Nanoparticles as small as ca. 35 nm have entered clinic testing, demonstrating minimised non-target extraction by the kidney and liver/spleen, which translates to an enhanced therapeutic window with low variations in systemic peak. These intentional changes in the pharmacokinetics/pharmacodynamics of the active drug may alter the pharmacology. For instance, a Phase I oncology study of a cyclodextrin-camptothecin nanoparticle (ca. 38 nm) developed at the California Institute of Technology (USA) demonstrated long-term stabilisation of tumours with repeated low doses, but was unable to generate partial responses at the maximum tolerated dose.1 Therefore, the ability to modify the pharmacology or tolerability of specific drug classes could be a great benefit.
Nanotechnology is enabling new applications in the areas of molecular imaging and early detection, in vivo imaging, reporters of efficacy, multifunctional therapeutics and research tools. Significant advances have been made in all of these areas thanks to the funding awarded in 2004 by the US National Cancer Institute's (NCI) Alliance for Nanotechnology, which funded eight Centers of Cancer Nanotechnology Excellence and 12 Cancer Nanotechnology Platform Partnerships.

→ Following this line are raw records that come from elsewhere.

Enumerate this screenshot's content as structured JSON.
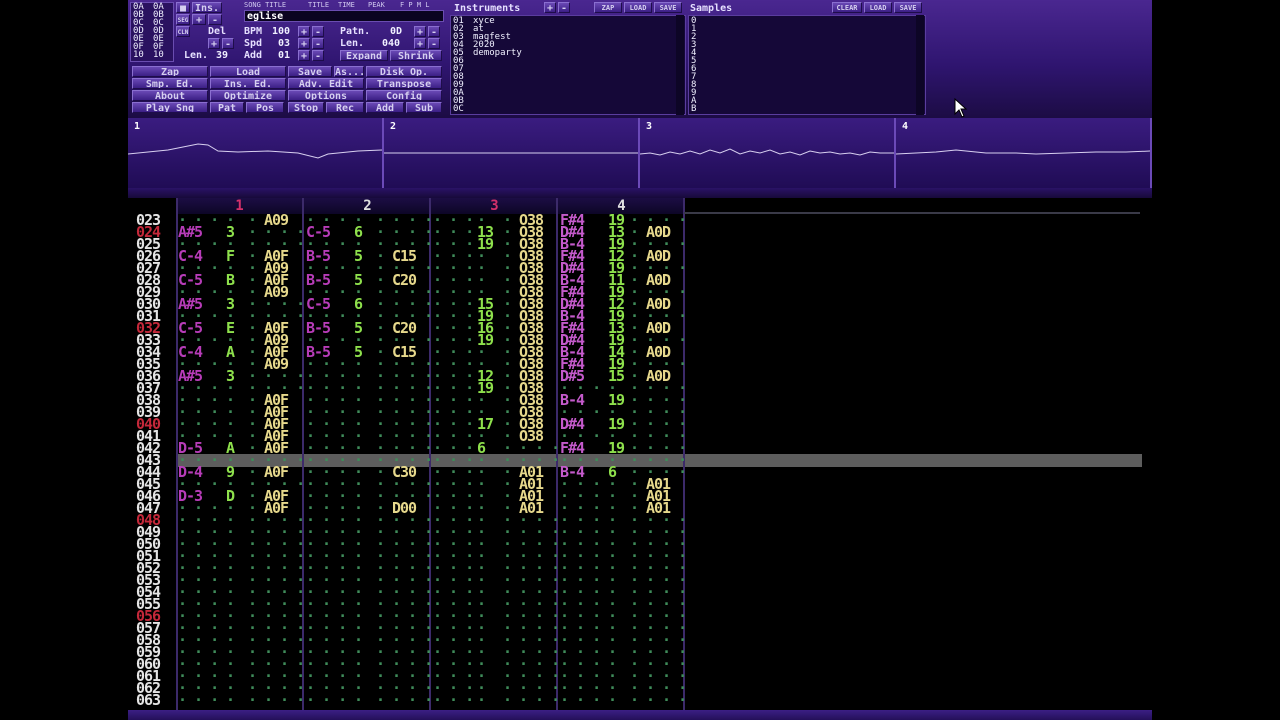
{
  "top": {
    "positions": [
      "0A",
      "0B",
      "0C",
      "0D",
      "0E",
      "0F",
      "10"
    ],
    "pos_right": [
      "0A",
      "0B",
      "0C",
      "0D",
      "0E",
      "0F",
      "10"
    ],
    "ins_label": "Ins.",
    "seg_label": "SEG",
    "cln_label": "CLN",
    "tab_song_title": "SONG TITLE",
    "tab_title": "TITLE",
    "tab_time": "TIME",
    "tab_peak": "PEAK",
    "tab_flags": "F P M L",
    "song_title": "eglise",
    "del_label": "Del",
    "len_label": "Len.",
    "len_value": "39",
    "bpm_label": "BPM",
    "bpm_value": "100",
    "spd_label": "Spd",
    "spd_value": "03",
    "add_label": "Add",
    "add_value": "01",
    "patn_label": "Patn.",
    "patn_value": "0D",
    "plen_label": "Len.",
    "plen_value": "040",
    "expand_label": "Expand",
    "shrink_label": "Shrink",
    "plus": "+",
    "minus": "-",
    "buttons": [
      [
        "Zap",
        "Load",
        "Save",
        "As...",
        "Disk Op."
      ],
      [
        "Smp. Ed.",
        "Ins. Ed.",
        "Adv. Edit",
        "Transpose"
      ],
      [
        "About",
        "Optimize",
        "Options",
        "Config"
      ],
      [
        "Play Sng",
        "Pat",
        "Pos",
        "Stop",
        "Rec",
        "Add",
        "Sub"
      ]
    ]
  },
  "instruments": {
    "title": "Instruments",
    "zap": "ZAP",
    "load": "LOAD",
    "save": "SAVE",
    "items": [
      {
        "num": "01",
        "name": "xyce"
      },
      {
        "num": "02",
        "name": "at"
      },
      {
        "num": "03",
        "name": "magfest"
      },
      {
        "num": "04",
        "name": "2020"
      },
      {
        "num": "05",
        "name": "demoparty"
      },
      {
        "num": "06",
        "name": ""
      },
      {
        "num": "07",
        "name": ""
      },
      {
        "num": "08",
        "name": ""
      },
      {
        "num": "09",
        "name": ""
      },
      {
        "num": "0A",
        "name": ""
      },
      {
        "num": "0B",
        "name": ""
      },
      {
        "num": "0C",
        "name": ""
      }
    ]
  },
  "samples": {
    "title": "Samples",
    "clear": "CLEAR",
    "load": "LOAD",
    "save": "SAVE",
    "nums": [
      "0",
      "1",
      "2",
      "3",
      "4",
      "5",
      "6",
      "7",
      "8",
      "9",
      "A",
      "B"
    ]
  },
  "scopes": [
    "1",
    "2",
    "3",
    "4"
  ],
  "channels": [
    {
      "label": "1",
      "color": "#d4306a"
    },
    {
      "label": "2",
      "color": "#e0e0e0"
    },
    {
      "label": "3",
      "color": "#d4306a"
    },
    {
      "label": "4",
      "color": "#e0e0e0"
    }
  ],
  "rows": [
    {
      "n": "023",
      "red": false,
      "c": [
        [
          "",
          "",
          "",
          "A09"
        ],
        [
          "",
          "",
          "",
          ""
        ],
        [
          "",
          "",
          "",
          "O38"
        ],
        [
          "F#4",
          "19",
          "",
          ""
        ]
      ]
    },
    {
      "n": "024",
      "red": true,
      "c": [
        [
          "A#5",
          "3",
          "",
          ""
        ],
        [
          "C-5",
          "6",
          "",
          ""
        ],
        [
          "",
          "13",
          "",
          "O38"
        ],
        [
          "D#4",
          "13",
          "",
          "A0D"
        ]
      ]
    },
    {
      "n": "025",
      "red": false,
      "c": [
        [
          "",
          "",
          "",
          ""
        ],
        [
          "",
          "",
          "",
          ""
        ],
        [
          "",
          "19",
          "",
          "O38"
        ],
        [
          "B-4",
          "19",
          "",
          ""
        ]
      ]
    },
    {
      "n": "026",
      "red": false,
      "c": [
        [
          "C-4",
          "F",
          "",
          "A0F"
        ],
        [
          "B-5",
          "5",
          "",
          "C15"
        ],
        [
          "",
          "",
          "",
          "O38"
        ],
        [
          "F#4",
          "12",
          "",
          "A0D"
        ]
      ]
    },
    {
      "n": "027",
      "red": false,
      "c": [
        [
          "",
          "",
          "",
          "A09"
        ],
        [
          "",
          "",
          "",
          ""
        ],
        [
          "",
          "",
          "",
          "O38"
        ],
        [
          "D#4",
          "19",
          "",
          ""
        ]
      ]
    },
    {
      "n": "028",
      "red": false,
      "c": [
        [
          "C-5",
          "B",
          "",
          "A0F"
        ],
        [
          "B-5",
          "5",
          "",
          "C20"
        ],
        [
          "",
          "",
          "",
          "O38"
        ],
        [
          "B-4",
          "11",
          "",
          "A0D"
        ]
      ]
    },
    {
      "n": "029",
      "red": false,
      "c": [
        [
          "",
          "",
          "",
          "A09"
        ],
        [
          "",
          "",
          "",
          ""
        ],
        [
          "",
          "",
          "",
          "O38"
        ],
        [
          "F#4",
          "19",
          "",
          ""
        ]
      ]
    },
    {
      "n": "030",
      "red": false,
      "c": [
        [
          "A#5",
          "3",
          "",
          ""
        ],
        [
          "C-5",
          "6",
          "",
          ""
        ],
        [
          "",
          "15",
          "",
          "O38"
        ],
        [
          "D#4",
          "12",
          "",
          "A0D"
        ]
      ]
    },
    {
      "n": "031",
      "red": false,
      "c": [
        [
          "",
          "",
          "",
          ""
        ],
        [
          "",
          "",
          "",
          ""
        ],
        [
          "",
          "19",
          "",
          "O38"
        ],
        [
          "B-4",
          "19",
          "",
          ""
        ]
      ]
    },
    {
      "n": "032",
      "red": true,
      "c": [
        [
          "C-5",
          "E",
          "",
          "A0F"
        ],
        [
          "B-5",
          "5",
          "",
          "C20"
        ],
        [
          "",
          "16",
          "",
          "O38"
        ],
        [
          "F#4",
          "13",
          "",
          "A0D"
        ]
      ]
    },
    {
      "n": "033",
      "red": false,
      "c": [
        [
          "",
          "",
          "",
          "A09"
        ],
        [
          "",
          "",
          "",
          ""
        ],
        [
          "",
          "19",
          "",
          "O38"
        ],
        [
          "D#4",
          "19",
          "",
          ""
        ]
      ]
    },
    {
      "n": "034",
      "red": false,
      "c": [
        [
          "C-4",
          "A",
          "",
          "A0F"
        ],
        [
          "B-5",
          "5",
          "",
          "C15"
        ],
        [
          "",
          "",
          "",
          "O38"
        ],
        [
          "B-4",
          "14",
          "",
          "A0D"
        ]
      ]
    },
    {
      "n": "035",
      "red": false,
      "c": [
        [
          "",
          "",
          "",
          "A09"
        ],
        [
          "",
          "",
          "",
          ""
        ],
        [
          "",
          "",
          "",
          "O38"
        ],
        [
          "F#4",
          "19",
          "",
          ""
        ]
      ]
    },
    {
      "n": "036",
      "red": false,
      "c": [
        [
          "A#5",
          "3",
          "",
          ""
        ],
        [
          "",
          "",
          "",
          ""
        ],
        [
          "",
          "12",
          "",
          "O38"
        ],
        [
          "D#5",
          "15",
          "",
          "A0D"
        ]
      ]
    },
    {
      "n": "037",
      "red": false,
      "c": [
        [
          "",
          "",
          "",
          ""
        ],
        [
          "",
          "",
          "",
          ""
        ],
        [
          "",
          "19",
          "",
          "O38"
        ],
        [
          "",
          "",
          "",
          ""
        ]
      ]
    },
    {
      "n": "038",
      "red": false,
      "c": [
        [
          "",
          "",
          "",
          "A0F"
        ],
        [
          "",
          "",
          "",
          ""
        ],
        [
          "",
          "",
          "",
          "O38"
        ],
        [
          "B-4",
          "19",
          "",
          ""
        ]
      ]
    },
    {
      "n": "039",
      "red": false,
      "c": [
        [
          "",
          "",
          "",
          "A0F"
        ],
        [
          "",
          "",
          "",
          ""
        ],
        [
          "",
          "",
          "",
          "O38"
        ],
        [
          "",
          "",
          "",
          ""
        ]
      ]
    },
    {
      "n": "040",
      "red": true,
      "c": [
        [
          "",
          "",
          "",
          "A0F"
        ],
        [
          "",
          "",
          "",
          ""
        ],
        [
          "",
          "17",
          "",
          "O38"
        ],
        [
          "D#4",
          "19",
          "",
          ""
        ]
      ]
    },
    {
      "n": "041",
      "red": false,
      "c": [
        [
          "",
          "",
          "",
          "A0F"
        ],
        [
          "",
          "",
          "",
          ""
        ],
        [
          "",
          "",
          "",
          "O38"
        ],
        [
          "",
          "",
          "",
          ""
        ]
      ]
    },
    {
      "n": "042",
      "red": false,
      "c": [
        [
          "D-5",
          "A",
          "",
          "A0F"
        ],
        [
          "",
          "",
          "",
          ""
        ],
        [
          "",
          "6",
          "",
          ""
        ],
        [
          "F#4",
          "19",
          "",
          ""
        ]
      ]
    },
    {
      "n": "043",
      "red": false,
      "c": [
        [
          "",
          "",
          "",
          ""
        ],
        [
          "",
          "",
          "",
          ""
        ],
        [
          "",
          "",
          "",
          ""
        ],
        [
          "",
          "",
          "",
          ""
        ]
      ]
    },
    {
      "n": "044",
      "red": false,
      "c": [
        [
          "D-4",
          "9",
          "",
          "A0F"
        ],
        [
          "",
          "",
          "",
          "C30"
        ],
        [
          "",
          "",
          "",
          "A01"
        ],
        [
          "B-4",
          "6",
          "",
          ""
        ]
      ]
    },
    {
      "n": "045",
      "red": false,
      "c": [
        [
          "",
          "",
          "",
          ""
        ],
        [
          "",
          "",
          "",
          ""
        ],
        [
          "",
          "",
          "",
          "A01"
        ],
        [
          "",
          "",
          "",
          "A01"
        ]
      ]
    },
    {
      "n": "046",
      "red": false,
      "c": [
        [
          "D-3",
          "D",
          "",
          "A0F"
        ],
        [
          "",
          "",
          "",
          ""
        ],
        [
          "",
          "",
          "",
          "A01"
        ],
        [
          "",
          "",
          "",
          "A01"
        ]
      ]
    },
    {
      "n": "047",
      "red": false,
      "c": [
        [
          "",
          "",
          "",
          "A0F"
        ],
        [
          "",
          "",
          "",
          "D00"
        ],
        [
          "",
          "",
          "",
          "A01"
        ],
        [
          "",
          "",
          "",
          "A01"
        ]
      ]
    },
    {
      "n": "048",
      "red": true,
      "c": [
        [
          "",
          "",
          "",
          ""
        ],
        [
          "",
          "",
          "",
          ""
        ],
        [
          "",
          "",
          "",
          ""
        ],
        [
          "",
          "",
          "",
          ""
        ]
      ]
    },
    {
      "n": "049",
      "red": false,
      "c": [
        [
          "",
          "",
          "",
          ""
        ],
        [
          "",
          "",
          "",
          ""
        ],
        [
          "",
          "",
          "",
          ""
        ],
        [
          "",
          "",
          "",
          ""
        ]
      ]
    },
    {
      "n": "050",
      "red": false,
      "c": [
        [
          "",
          "",
          "",
          ""
        ],
        [
          "",
          "",
          "",
          ""
        ],
        [
          "",
          "",
          "",
          ""
        ],
        [
          "",
          "",
          "",
          ""
        ]
      ]
    },
    {
      "n": "051",
      "red": false,
      "c": [
        [
          "",
          "",
          "",
          ""
        ],
        [
          "",
          "",
          "",
          ""
        ],
        [
          "",
          "",
          "",
          ""
        ],
        [
          "",
          "",
          "",
          ""
        ]
      ]
    },
    {
      "n": "052",
      "red": false,
      "c": [
        [
          "",
          "",
          "",
          ""
        ],
        [
          "",
          "",
          "",
          ""
        ],
        [
          "",
          "",
          "",
          ""
        ],
        [
          "",
          "",
          "",
          ""
        ]
      ]
    },
    {
      "n": "053",
      "red": false,
      "c": [
        [
          "",
          "",
          "",
          ""
        ],
        [
          "",
          "",
          "",
          ""
        ],
        [
          "",
          "",
          "",
          ""
        ],
        [
          "",
          "",
          "",
          ""
        ]
      ]
    },
    {
      "n": "054",
      "red": false,
      "c": [
        [
          "",
          "",
          "",
          ""
        ],
        [
          "",
          "",
          "",
          ""
        ],
        [
          "",
          "",
          "",
          ""
        ],
        [
          "",
          "",
          "",
          ""
        ]
      ]
    },
    {
      "n": "055",
      "red": false,
      "c": [
        [
          "",
          "",
          "",
          ""
        ],
        [
          "",
          "",
          "",
          ""
        ],
        [
          "",
          "",
          "",
          ""
        ],
        [
          "",
          "",
          "",
          ""
        ]
      ]
    },
    {
      "n": "056",
      "red": true,
      "c": [
        [
          "",
          "",
          "",
          ""
        ],
        [
          "",
          "",
          "",
          ""
        ],
        [
          "",
          "",
          "",
          ""
        ],
        [
          "",
          "",
          "",
          ""
        ]
      ]
    },
    {
      "n": "057",
      "red": false,
      "c": [
        [
          "",
          "",
          "",
          ""
        ],
        [
          "",
          "",
          "",
          ""
        ],
        [
          "",
          "",
          "",
          ""
        ],
        [
          "",
          "",
          "",
          ""
        ]
      ]
    },
    {
      "n": "058",
      "red": false,
      "c": [
        [
          "",
          "",
          "",
          ""
        ],
        [
          "",
          "",
          "",
          ""
        ],
        [
          "",
          "",
          "",
          ""
        ],
        [
          "",
          "",
          "",
          ""
        ]
      ]
    },
    {
      "n": "059",
      "red": false,
      "c": [
        [
          "",
          "",
          "",
          ""
        ],
        [
          "",
          "",
          "",
          ""
        ],
        [
          "",
          "",
          "",
          ""
        ],
        [
          "",
          "",
          "",
          ""
        ]
      ]
    },
    {
      "n": "060",
      "red": false,
      "c": [
        [
          "",
          "",
          "",
          ""
        ],
        [
          "",
          "",
          "",
          ""
        ],
        [
          "",
          "",
          "",
          ""
        ],
        [
          "",
          "",
          "",
          ""
        ]
      ]
    },
    {
      "n": "061",
      "red": false,
      "c": [
        [
          "",
          "",
          "",
          ""
        ],
        [
          "",
          "",
          "",
          ""
        ],
        [
          "",
          "",
          "",
          ""
        ],
        [
          "",
          "",
          "",
          ""
        ]
      ]
    },
    {
      "n": "062",
      "red": false,
      "c": [
        [
          "",
          "",
          "",
          ""
        ],
        [
          "",
          "",
          "",
          ""
        ],
        [
          "",
          "",
          "",
          ""
        ],
        [
          "",
          "",
          "",
          ""
        ]
      ]
    },
    {
      "n": "063",
      "red": false,
      "c": [
        [
          "",
          "",
          "",
          ""
        ],
        [
          "",
          "",
          "",
          ""
        ],
        [
          "",
          "",
          "",
          ""
        ],
        [
          "",
          "",
          "",
          ""
        ]
      ]
    }
  ]
}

From a research perspective, the programme has already yielded more than 1000 peer-reviewed journal publications. From a clinical translation perspective, 50 diagnostics and therapeutic companies have collaborated with this programme and 34 new companies have been formed in the last 4 years — 10 of these new companies were formed just last year. Combined, they have a strong intellectual property portfolio of more than 200 disclosures and patents filed. Additionally, 8–10 clinical trials are associated with this programme and several companies are in pre-IND discussions with the FDA.
Drug delivery is another hot area where nanotechnology has made significant contributions. Today's drugs have issues such as systemic and non-specific delivery, side effects and the need for organic solvents. With nanotechnology, however, advances have been made towards improved localised delivery of drugs to tumour sites, improved efficacy and reduced side effects. Several nanotech-enabled drugs can now be found on the market such as Abraxane (Abraxis BioSciences), an albumin-bound paclitaxel for metastatic breast cancer; liposomal therapies Doxil, DaunoXome and Myocetp; and polymeric therapies, which include Genexol-PM and Oncaspar.
Outside of the NCI Alliance programme, nanotechnology has played a part in addressing an estimated 40%+ of compounds that have poor solubility, which results in reduced efficacy and also makes them difficult to develop. Elan has led the way with its acquisition of NanoCrystal Technology; the key benefits of the technology include, among others, improved biocompatibility, increased absorption rate, dose reduction, faster formulation of compounds, increased performance through variable administration routes (excluding injectable and inhalant delivery methods). Elan had its fifth product approved in late 2009 and has also licensed this technology to J&J, AstraZeneca, Roche and Bristol-Myers Squibb, to name a few.
Elsewhere, significant advances have also been made in diagnostics, through the identification of specific disease biomarkers and non-invasive imaging.
The current impact for the pharma industry has been modest; probably more than $2 billion annually in sales. It is unrealistic to expect much more in the short term, given the corresponding slow introduction of biologicals onto the market from the lab. This subject is addressed further by the European Technology Platform in their roadmap.2